- Dataset entries:
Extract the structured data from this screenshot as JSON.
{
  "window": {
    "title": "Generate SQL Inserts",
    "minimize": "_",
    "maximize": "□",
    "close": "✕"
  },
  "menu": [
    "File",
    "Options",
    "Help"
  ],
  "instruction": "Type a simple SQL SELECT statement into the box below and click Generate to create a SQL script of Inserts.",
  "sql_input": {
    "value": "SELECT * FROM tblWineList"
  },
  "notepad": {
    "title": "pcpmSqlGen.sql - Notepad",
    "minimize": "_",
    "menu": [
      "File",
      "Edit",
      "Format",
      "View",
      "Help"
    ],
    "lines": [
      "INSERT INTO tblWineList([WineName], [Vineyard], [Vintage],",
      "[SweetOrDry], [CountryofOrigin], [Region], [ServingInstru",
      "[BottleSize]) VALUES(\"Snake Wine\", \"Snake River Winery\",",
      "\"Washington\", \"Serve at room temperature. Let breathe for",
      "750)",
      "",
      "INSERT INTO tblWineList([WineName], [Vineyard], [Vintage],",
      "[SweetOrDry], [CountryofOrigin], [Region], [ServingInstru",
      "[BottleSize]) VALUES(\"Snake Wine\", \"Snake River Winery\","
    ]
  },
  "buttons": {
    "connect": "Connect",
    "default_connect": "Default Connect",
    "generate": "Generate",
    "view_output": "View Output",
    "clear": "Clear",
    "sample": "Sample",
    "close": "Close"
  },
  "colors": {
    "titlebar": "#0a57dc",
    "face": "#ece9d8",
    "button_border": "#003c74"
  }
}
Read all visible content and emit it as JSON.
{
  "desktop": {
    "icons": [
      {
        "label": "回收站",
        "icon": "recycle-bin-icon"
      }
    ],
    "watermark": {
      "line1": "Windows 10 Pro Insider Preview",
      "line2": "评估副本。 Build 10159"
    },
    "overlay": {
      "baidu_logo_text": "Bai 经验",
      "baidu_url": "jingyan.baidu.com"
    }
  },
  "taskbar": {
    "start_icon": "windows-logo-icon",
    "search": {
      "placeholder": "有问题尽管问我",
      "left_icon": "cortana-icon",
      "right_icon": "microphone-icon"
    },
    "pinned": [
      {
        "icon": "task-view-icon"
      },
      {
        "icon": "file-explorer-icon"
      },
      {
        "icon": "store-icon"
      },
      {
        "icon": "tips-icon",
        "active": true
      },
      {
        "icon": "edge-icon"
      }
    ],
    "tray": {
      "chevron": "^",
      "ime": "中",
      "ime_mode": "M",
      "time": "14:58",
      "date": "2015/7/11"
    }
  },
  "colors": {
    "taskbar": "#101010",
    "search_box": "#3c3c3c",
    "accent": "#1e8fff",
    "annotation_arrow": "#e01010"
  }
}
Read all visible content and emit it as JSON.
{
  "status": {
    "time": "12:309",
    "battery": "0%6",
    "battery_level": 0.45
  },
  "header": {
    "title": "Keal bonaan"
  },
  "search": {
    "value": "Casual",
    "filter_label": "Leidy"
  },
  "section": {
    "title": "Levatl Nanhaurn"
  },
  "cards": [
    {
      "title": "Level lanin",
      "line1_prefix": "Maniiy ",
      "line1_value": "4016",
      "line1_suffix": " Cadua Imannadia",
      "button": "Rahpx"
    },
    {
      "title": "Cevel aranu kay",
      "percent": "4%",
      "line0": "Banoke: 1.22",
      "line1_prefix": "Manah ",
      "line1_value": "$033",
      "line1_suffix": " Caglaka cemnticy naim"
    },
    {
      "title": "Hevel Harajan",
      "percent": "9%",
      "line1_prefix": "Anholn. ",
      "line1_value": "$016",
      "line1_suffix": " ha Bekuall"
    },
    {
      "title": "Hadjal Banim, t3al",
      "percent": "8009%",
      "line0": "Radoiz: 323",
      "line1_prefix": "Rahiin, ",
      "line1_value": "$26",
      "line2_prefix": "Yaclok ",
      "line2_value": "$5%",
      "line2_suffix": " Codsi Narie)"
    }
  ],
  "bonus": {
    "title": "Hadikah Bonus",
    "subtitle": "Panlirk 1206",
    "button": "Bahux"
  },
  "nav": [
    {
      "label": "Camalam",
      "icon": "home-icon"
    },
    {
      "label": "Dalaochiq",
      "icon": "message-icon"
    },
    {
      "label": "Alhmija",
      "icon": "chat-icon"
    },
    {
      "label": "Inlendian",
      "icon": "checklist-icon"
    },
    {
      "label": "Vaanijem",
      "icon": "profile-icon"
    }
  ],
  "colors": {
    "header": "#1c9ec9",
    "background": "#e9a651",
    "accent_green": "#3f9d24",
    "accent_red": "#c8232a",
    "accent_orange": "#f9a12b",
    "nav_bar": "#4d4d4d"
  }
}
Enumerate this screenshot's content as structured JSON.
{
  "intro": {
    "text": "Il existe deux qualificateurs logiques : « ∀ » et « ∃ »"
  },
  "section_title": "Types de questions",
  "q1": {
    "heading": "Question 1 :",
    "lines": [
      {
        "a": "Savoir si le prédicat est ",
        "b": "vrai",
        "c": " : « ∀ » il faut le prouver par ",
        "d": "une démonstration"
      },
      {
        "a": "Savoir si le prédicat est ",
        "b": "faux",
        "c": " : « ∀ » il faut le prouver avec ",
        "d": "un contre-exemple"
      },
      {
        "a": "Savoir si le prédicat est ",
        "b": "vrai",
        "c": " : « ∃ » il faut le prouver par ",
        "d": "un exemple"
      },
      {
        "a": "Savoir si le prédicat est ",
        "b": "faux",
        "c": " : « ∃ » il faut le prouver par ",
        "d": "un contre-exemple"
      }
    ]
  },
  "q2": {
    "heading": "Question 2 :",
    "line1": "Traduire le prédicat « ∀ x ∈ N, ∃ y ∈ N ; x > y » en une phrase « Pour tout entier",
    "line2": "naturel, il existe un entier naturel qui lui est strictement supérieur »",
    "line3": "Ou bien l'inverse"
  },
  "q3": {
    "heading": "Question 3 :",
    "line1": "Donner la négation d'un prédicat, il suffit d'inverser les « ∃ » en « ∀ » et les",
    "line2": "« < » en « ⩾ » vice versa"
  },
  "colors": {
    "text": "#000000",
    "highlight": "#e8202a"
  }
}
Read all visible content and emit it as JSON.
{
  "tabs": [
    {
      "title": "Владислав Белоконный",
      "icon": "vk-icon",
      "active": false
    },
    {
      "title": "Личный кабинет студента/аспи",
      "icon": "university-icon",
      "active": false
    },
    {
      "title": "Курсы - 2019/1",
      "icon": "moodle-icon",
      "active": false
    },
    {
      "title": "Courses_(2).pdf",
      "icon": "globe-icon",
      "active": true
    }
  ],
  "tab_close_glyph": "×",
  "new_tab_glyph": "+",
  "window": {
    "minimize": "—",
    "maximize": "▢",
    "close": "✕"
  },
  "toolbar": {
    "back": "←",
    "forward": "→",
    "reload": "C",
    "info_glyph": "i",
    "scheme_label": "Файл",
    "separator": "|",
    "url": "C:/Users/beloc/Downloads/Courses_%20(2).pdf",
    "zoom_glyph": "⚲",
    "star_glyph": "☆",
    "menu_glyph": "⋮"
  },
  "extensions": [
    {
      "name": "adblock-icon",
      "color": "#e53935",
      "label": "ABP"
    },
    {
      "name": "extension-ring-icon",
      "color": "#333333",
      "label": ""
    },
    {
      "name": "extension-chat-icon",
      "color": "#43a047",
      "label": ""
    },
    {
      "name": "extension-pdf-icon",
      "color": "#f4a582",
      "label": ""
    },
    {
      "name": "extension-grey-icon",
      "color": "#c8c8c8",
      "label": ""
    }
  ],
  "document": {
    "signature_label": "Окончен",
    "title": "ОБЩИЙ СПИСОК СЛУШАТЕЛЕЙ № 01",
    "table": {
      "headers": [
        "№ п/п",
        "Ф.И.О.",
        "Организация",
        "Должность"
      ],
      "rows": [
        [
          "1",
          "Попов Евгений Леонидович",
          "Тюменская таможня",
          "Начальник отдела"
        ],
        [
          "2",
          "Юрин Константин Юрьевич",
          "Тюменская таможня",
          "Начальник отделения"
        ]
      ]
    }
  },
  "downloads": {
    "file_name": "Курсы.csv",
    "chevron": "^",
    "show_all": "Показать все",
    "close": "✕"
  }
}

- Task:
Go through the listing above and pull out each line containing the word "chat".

- Result:
      "icon": "chat-icon"
      "name": "extension-chat-icon",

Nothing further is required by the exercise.